Things To Do Besides Social Media
Who has time to read anymore? You do if you aren’t stuck on Facebook all day. I recently listened to this podcast from Read Aloud Revival about “cultivating a reading life.” When you’re filling up your mind with something substantial, social media is much less enticing. Audiobooks are another method to fit it more reading.
- Listen to podcasts
- Talk on the phone
To break your social media addiction, I never said you had to ditch the phone entirely! Use it the old-school way; call your sister or your mom or your friend and just connect with them. It’s a million times more refreshing than Facebook.
Even if you’re not a writer, jotting down your thoughts or your prayers has many benefits. (I happen to have a really awesome prayer journal you can download for free!)
- Keep your hands busy
Figure out what works for you; some people like to crochet, draw, color or do puzzles and games. I like to play the piano if I have a few minutes. Personally I think it’s more fun when you can make something beautiful.
- Start a garden
I have a really pitiful little garden, but when the weather is nice it’s a fun way to pass time when my kids are outside and they don’t need my direct attention.
- Keep a paper planner
This is another way I can keep my hands busy and my mind occupied: planning my life! And it keeps me off the phone and helps me feel more accomplished. If you want to learn more about my planning systems check out The Ultimate Time Management Guide for Moms.
- Pray or read your Bible
Need motivation? I have a free worksheet called “Let’s Get Motivated” along with lots of other faith-building tools in my Free Resource Collection. Click below to sign up!
- Write cards or letters
Whether it’s someone’s birthday or just an opportunity to say you’re thinking about them, writing a card helps you be less self-focused and can be a great way to connect.
- Read aloud with your kids
A lot of the books I’ve been digesting lately have been children’s literature. When do kids outgrow the need for you to read with them? Never! I’m loving Read Aloud Revival for some ideas about what to read. Here are also some ideas for books young kids can read to you.
- Bake something
Better yet, bake something and give it away. It’s a great opportunity to get your kids engaged in loving others.
- Work out
Breaking yourself of the social media habit requires discipline; I find that when I’m exercising regularly, I’m more disciplined in other areas too. These are still my favorite workouts for busy moms.

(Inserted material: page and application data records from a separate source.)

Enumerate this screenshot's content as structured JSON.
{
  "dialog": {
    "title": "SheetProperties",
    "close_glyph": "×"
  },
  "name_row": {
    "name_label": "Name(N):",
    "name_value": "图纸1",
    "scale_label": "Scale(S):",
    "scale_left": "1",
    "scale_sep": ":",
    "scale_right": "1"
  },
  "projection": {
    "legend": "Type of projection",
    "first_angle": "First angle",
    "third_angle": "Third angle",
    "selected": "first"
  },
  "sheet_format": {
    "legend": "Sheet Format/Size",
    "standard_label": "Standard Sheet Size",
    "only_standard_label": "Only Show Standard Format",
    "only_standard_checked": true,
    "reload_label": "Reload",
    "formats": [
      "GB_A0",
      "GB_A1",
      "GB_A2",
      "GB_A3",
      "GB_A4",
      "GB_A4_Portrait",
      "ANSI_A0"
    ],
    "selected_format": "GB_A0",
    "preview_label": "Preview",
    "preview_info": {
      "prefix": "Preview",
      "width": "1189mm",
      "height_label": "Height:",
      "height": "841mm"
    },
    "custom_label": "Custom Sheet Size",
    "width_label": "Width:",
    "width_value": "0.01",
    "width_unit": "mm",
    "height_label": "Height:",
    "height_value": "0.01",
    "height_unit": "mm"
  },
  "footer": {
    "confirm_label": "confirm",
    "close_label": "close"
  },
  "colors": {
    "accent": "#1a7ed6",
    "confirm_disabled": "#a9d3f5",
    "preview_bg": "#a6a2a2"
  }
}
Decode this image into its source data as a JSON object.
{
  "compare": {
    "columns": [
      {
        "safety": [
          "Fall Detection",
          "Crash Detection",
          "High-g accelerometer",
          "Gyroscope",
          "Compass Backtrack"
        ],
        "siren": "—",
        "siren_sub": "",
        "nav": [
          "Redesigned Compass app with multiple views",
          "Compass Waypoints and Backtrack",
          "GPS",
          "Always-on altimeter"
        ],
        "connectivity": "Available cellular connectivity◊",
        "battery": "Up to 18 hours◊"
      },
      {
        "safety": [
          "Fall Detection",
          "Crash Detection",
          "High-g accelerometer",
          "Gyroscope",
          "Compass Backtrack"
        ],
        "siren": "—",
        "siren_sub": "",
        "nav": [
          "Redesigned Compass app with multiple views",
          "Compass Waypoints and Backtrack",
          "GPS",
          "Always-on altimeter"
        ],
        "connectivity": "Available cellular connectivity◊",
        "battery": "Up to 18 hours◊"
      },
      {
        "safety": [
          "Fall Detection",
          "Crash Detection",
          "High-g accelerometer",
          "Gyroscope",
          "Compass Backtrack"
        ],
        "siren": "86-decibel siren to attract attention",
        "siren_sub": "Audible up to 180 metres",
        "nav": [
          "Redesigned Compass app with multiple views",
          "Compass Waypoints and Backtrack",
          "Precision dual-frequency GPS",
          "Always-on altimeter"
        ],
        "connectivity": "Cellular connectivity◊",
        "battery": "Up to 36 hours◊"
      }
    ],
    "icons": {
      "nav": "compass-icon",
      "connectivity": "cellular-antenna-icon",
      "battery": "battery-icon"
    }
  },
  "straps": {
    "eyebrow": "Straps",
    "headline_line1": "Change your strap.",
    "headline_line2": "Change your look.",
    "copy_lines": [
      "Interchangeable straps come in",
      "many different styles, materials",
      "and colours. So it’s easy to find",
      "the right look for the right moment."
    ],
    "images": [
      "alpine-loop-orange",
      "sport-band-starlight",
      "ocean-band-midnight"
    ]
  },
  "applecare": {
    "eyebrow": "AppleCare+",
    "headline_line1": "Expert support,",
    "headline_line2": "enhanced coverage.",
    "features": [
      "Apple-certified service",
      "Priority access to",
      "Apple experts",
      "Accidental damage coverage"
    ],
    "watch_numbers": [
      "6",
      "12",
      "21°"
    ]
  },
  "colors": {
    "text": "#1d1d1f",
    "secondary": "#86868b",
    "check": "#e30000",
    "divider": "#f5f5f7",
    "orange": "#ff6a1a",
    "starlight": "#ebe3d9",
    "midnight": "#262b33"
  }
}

- Follow real news
- Commit to learning a new skill or hobby
Do none of these things appeal to you? Then find something that does. Even if you don’t know how to do it yet, commit to learning it and fill in those “in between” times with mastering it.
I see people like me on their phones all the time. And I think social media addiction is sad when I consider how much of life we’re missing.
Don’t forget: sign up for the self-care toolkit if you want to work on healthier ways to fill up your tank.
What to you do to prevent social media addiction?